In this case, Hoseline alleged that Davis committed the intentional torts of civil theft and fraud when it misrepresented the amount of coil in its boxes containing wire harness loom. Although Hoseline alleged that it suffered economic loss, it did not allege any physical or property damage. In essence, both of Hoseline's claims arose from USA's breach of its contractual obligation to ship certain quantities of wire harness cable to Hoseline. In addition, Hoseline's claim that the economic loss doctrine does not bar tort claims between parties who lack contractual privity is meritless for the Florida Supreme Court has held to the contrary. See Casa Clara Condominium Association v. Charley Toppino and Sons, 620 So. 2d 1244 (Fla.1993) (Justice Shaw dissenting because the majority applied the economic loss doctrine even though "the injured party [was] not privy to the contract"). Because the economic loss doctrine bars tort recovery for contract claims which involve no injury to person or property, we reverse the judgement of the district court against Davis on both counts of fraud and civil theft.
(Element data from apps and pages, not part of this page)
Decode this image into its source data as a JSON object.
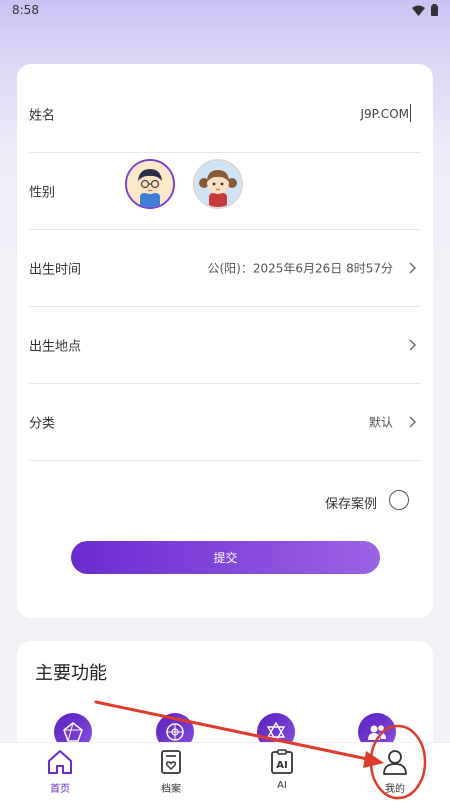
{
  "status_bar": {
    "time": "8:58"
  },
  "form": {
    "name_label": "姓名",
    "name_value": "J9P.COM",
    "gender_label": "性别",
    "birth_time_label": "出生时间",
    "birth_time_value": "公(阳)：2025年6月26日 8时57分",
    "birth_place_label": "出生地点",
    "category_label": "分类",
    "category_value": "默认",
    "save_case_label": "保存案例",
    "submit_label": "提交"
  },
  "features": {
    "title": "主要功能"
  },
  "bottom_nav": [
    {
      "label": "首页",
      "icon": "home-icon",
      "active": true
    },
    {
      "label": "档案",
      "icon": "archive-icon",
      "active": false
    },
    {
      "label": "AI",
      "icon": "ai-icon",
      "active": false
    },
    {
      "label": "我的",
      "icon": "profile-icon",
      "active": false
    }
  ],
  "colors": {
    "accent": "#6a2bd0",
    "annotation": "#e03a2a"
  }
}
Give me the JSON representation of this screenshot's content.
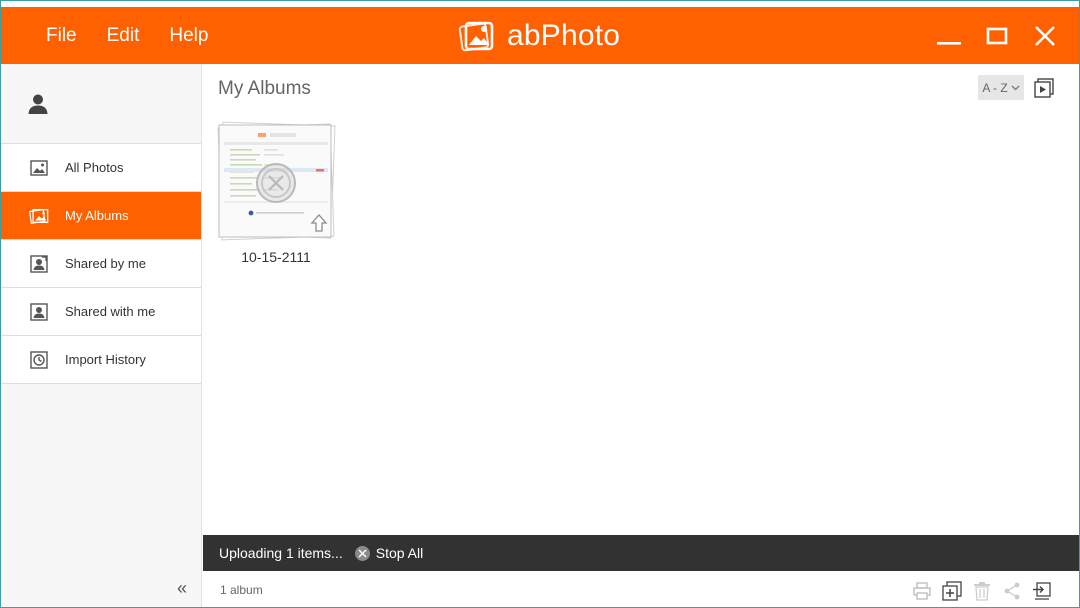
{
  "app": {
    "title": "abPhoto",
    "accent_color": "#ff6000"
  },
  "menu": [
    {
      "label": "File"
    },
    {
      "label": "Edit"
    },
    {
      "label": "Help"
    }
  ],
  "window_controls": [
    "minimize-icon",
    "maximize-icon",
    "close-icon"
  ],
  "sidebar": {
    "user_icon": "user-icon",
    "items": [
      {
        "label": "All Photos",
        "icon": "photo-icon",
        "active": false
      },
      {
        "label": "My Albums",
        "icon": "album-icon",
        "active": true
      },
      {
        "label": "Shared by me",
        "icon": "shared-by-me-icon",
        "active": false
      },
      {
        "label": "Shared with me",
        "icon": "shared-with-me-icon",
        "active": false
      },
      {
        "label": "Import History",
        "icon": "history-icon",
        "active": false
      }
    ],
    "collapse_label": "«"
  },
  "main": {
    "title": "My Albums",
    "sort_label": "A - Z",
    "albums": [
      {
        "name": "10-15-2111"
      }
    ]
  },
  "upload": {
    "status": "Uploading 1 items...",
    "stop_label": "Stop All"
  },
  "status_bar": {
    "count": "1 album",
    "tools": [
      "print-icon",
      "add-to-album-icon",
      "delete-icon",
      "share-icon",
      "export-icon"
    ]
  }
}
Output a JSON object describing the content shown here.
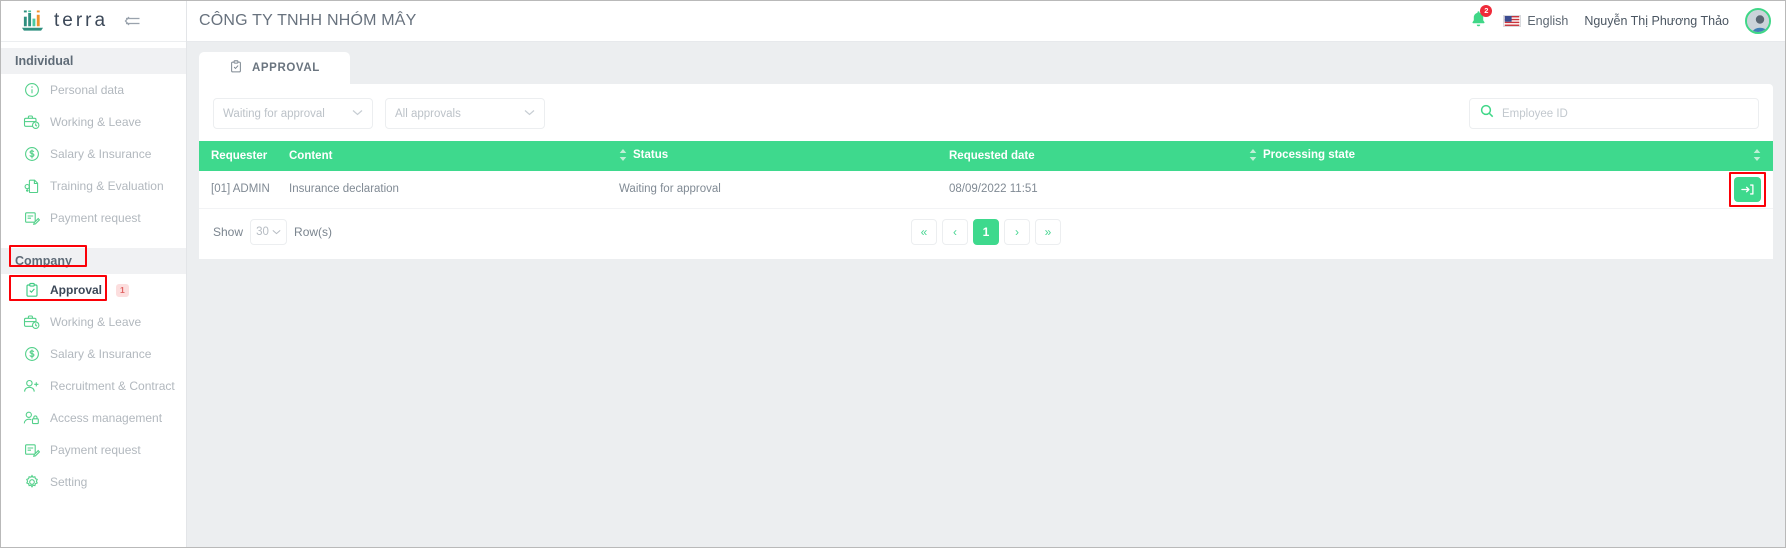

Hoseline cannot recover on either its civil theft or fraud claims; thus, it is unnecessary to review Davis's claims challenging the sufficiency and propriety of admitting the evidence supporting the jury's verdict.
Accordingly, the district court's judgment is reversed.
Honorable George C. Young, Senior U.S. District Judge for the Middle District of Florida, sitting by designation
The complaint also named Davis's wife in the fraud and civil theft counts, but the trial court granted her motion for a directed verdict
The jury also found that Davis committed civil theft, but awarded no damages for that count